Reply Score: 2

RE: BeDocumentation
by umccullough on Thu 8th Apr 2010 16:01 UTC in reply to "BeDocumentation"
umccullough Member since:
2006-01-26

I wonder if these programmers are new to the Haiku project. If so, I'd like to see how long it takes them to learn the codebase and produce useful code.


All three of these developers have been contributing to the project already.

Stephan and Ingo are long time Haiku devs, having touched many areas of the codebase already.

Adrien is a previous GSoC student and has been improving the localization features of Haiku ever since.

In this way, the money is going to support actual coding/improvements rather than paying someone to learn the codebase for a month.

Reply Score: 2

RE: BeDocumentation
by Earl Colby pottinger on Thu 8th Apr 2010 18:31 UTC in reply to "BeDocumentation"
Earl Colby pottinger Member since:
2005-07-06

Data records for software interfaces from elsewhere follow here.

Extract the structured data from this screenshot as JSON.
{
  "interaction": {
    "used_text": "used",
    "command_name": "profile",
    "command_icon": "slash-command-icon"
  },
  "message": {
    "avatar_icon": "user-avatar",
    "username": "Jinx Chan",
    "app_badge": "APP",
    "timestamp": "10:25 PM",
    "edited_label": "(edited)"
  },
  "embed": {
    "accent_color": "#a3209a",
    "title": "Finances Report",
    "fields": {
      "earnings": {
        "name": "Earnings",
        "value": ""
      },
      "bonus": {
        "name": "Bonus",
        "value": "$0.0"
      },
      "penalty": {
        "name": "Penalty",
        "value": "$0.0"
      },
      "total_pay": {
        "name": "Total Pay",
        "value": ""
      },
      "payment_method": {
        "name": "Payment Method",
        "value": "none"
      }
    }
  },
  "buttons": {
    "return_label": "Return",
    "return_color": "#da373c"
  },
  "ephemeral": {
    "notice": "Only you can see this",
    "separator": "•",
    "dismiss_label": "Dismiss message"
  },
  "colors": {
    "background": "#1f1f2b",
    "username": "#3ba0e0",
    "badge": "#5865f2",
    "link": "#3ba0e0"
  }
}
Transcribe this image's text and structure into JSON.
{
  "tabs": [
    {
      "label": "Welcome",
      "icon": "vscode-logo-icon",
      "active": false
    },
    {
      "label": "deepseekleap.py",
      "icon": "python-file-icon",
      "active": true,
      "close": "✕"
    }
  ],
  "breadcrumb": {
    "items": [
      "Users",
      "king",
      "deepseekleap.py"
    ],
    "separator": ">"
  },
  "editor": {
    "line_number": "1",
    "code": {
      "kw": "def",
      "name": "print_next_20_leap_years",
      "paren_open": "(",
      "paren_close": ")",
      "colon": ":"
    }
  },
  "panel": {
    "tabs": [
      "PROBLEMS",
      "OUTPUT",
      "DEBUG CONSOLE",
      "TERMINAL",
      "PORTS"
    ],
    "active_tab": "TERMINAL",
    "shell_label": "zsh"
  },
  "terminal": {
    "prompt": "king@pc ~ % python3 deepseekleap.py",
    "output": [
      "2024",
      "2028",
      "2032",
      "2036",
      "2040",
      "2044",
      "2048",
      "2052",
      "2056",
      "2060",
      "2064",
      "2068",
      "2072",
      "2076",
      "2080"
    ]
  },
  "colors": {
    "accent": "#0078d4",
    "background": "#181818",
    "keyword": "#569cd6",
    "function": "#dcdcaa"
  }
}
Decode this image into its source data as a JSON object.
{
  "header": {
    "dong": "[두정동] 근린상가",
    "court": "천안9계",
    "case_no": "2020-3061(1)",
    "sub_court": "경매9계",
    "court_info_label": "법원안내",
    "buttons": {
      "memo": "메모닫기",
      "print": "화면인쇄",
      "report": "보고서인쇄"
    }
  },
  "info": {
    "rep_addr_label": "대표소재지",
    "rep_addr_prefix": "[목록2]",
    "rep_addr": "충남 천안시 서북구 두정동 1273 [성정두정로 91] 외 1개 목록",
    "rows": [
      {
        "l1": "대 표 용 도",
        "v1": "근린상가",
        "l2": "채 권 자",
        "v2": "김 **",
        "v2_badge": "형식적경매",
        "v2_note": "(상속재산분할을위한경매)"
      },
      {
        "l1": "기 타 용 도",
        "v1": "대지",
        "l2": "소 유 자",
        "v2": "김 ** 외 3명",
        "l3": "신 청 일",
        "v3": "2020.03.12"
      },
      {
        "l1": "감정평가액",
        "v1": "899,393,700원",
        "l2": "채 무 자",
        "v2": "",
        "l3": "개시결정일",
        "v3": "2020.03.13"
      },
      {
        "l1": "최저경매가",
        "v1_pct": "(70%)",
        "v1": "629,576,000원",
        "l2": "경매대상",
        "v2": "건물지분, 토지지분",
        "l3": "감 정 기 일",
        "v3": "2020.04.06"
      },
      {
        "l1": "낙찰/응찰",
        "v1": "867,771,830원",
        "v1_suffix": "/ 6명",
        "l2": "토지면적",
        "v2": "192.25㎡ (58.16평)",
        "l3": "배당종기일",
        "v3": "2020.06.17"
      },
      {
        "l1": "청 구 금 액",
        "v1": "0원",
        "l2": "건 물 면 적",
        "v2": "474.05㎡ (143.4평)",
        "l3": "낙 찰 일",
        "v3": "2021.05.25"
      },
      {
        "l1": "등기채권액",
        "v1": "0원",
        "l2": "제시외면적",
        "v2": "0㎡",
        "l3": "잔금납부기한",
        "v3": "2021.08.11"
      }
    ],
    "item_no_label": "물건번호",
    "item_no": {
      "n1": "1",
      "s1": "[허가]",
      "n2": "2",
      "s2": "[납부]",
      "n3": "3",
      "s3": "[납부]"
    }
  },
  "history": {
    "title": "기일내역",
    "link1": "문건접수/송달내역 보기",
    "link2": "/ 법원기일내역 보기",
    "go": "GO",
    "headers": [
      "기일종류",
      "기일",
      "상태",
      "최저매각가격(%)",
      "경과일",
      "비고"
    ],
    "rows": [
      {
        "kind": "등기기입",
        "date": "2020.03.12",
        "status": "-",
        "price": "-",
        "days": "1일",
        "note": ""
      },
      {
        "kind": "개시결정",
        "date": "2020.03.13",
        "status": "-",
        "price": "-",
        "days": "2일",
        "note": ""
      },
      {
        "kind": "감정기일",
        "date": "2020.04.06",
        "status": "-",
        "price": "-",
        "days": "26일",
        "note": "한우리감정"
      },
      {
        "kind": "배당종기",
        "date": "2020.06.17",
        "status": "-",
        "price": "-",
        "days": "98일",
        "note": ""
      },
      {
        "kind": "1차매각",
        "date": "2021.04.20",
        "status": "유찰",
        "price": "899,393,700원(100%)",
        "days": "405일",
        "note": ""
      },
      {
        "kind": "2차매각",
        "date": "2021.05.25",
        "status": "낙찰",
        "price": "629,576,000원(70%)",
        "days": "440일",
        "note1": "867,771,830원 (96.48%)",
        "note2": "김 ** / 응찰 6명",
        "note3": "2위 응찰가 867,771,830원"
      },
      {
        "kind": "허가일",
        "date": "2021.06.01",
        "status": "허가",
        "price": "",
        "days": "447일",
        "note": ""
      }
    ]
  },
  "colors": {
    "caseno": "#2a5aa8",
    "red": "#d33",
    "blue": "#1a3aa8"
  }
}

Suggest you download the copies of BeBook and HaikuBook that are available thru the main site.

Reply Score: 2

RE[2]: BeDocumentation
by anevilyak on Thu 8th Apr 2010 19:41 UTC in reply to "RE: BeDocumentation"
anevilyak Member since:
2005-09-14

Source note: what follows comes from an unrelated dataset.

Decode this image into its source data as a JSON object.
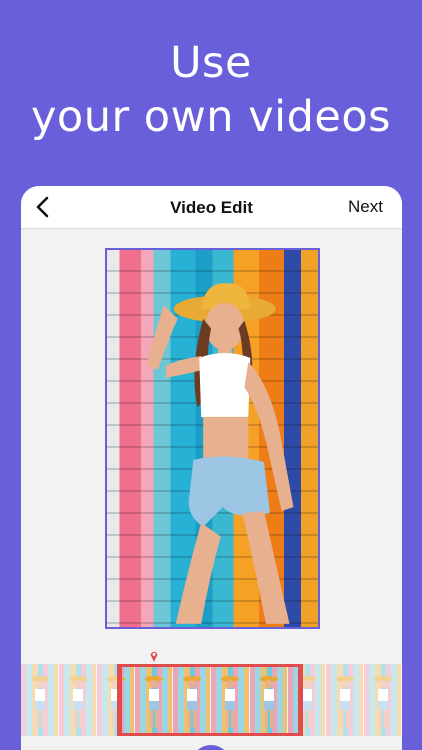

The problem is, those primarily only cover writing apps for Haiku/BeOS ; what he's after based on his comment sounds more like documentation of the OS code itself, which neither of those will provide.

Reply Score: 2

RE[3]: BeDocumentation
by organgtool on Fri 9th Apr 2010 15:41 UTC in reply to "RE[2]: BeDocumentation"
organgtool Member since:
2010-02-25

You are absolutely correct. I have already read most of the documentation on the Haiku web site, but the OS code is much more complex and has little to no documentation. The people on IRC were friendly and eager to help, but they were not familiar with the part of the system I wanted to modify. My next step is to pose my questions on the mailing list, but it feels like it's taking a very long time to make some relatively simple changes. I imagine everyone who has the time to write good documentation is too busy adding new functionality.

Reply Score: 1